- _What needs to be done_
Each line of the data that includes the string "MAFIA" is to be copied out.

Records supplied below:

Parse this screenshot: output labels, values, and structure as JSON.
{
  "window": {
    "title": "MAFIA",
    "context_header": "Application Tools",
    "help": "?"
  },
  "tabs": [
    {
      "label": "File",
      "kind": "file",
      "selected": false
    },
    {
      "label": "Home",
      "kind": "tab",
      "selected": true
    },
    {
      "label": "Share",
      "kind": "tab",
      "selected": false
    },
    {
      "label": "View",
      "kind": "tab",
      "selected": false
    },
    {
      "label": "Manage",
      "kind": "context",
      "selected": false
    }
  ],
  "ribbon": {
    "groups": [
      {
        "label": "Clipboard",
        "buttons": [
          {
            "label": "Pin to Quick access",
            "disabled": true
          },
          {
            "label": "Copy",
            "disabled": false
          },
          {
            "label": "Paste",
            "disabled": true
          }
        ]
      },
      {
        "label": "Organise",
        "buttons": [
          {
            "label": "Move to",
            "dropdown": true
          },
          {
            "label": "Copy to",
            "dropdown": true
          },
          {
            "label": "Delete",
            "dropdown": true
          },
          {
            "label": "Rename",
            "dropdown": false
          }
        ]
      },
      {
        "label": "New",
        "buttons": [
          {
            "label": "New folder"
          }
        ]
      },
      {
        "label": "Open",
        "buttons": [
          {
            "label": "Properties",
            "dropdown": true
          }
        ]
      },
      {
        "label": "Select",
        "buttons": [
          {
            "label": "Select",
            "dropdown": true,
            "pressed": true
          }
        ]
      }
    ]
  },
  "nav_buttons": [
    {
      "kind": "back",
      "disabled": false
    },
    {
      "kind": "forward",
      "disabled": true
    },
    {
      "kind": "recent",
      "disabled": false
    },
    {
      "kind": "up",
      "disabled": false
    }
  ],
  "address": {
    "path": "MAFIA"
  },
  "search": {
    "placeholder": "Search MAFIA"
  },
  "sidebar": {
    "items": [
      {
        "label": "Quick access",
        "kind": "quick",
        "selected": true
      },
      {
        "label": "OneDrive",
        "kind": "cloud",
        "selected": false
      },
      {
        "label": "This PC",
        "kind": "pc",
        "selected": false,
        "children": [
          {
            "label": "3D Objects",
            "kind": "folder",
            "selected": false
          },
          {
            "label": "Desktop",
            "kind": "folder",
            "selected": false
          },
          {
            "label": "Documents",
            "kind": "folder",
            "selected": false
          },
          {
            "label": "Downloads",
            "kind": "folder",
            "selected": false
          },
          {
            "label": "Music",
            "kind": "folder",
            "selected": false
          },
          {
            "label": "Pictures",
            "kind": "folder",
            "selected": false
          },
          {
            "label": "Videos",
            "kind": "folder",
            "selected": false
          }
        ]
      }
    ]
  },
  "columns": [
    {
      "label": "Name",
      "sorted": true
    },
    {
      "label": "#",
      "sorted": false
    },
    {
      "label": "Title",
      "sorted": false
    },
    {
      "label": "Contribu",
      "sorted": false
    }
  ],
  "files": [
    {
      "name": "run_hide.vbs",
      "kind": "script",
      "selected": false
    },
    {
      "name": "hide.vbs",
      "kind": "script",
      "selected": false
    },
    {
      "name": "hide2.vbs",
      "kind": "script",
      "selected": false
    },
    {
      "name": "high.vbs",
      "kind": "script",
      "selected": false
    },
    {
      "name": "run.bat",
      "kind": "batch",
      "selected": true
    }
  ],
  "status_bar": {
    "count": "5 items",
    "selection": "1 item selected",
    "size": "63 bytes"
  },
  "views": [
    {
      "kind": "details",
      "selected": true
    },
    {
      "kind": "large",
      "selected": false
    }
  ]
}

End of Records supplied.

- _Solution for this problem_
    "title": "MAFIA",
    "path": "MAFIA"
    "placeholder": "Search MAFIA"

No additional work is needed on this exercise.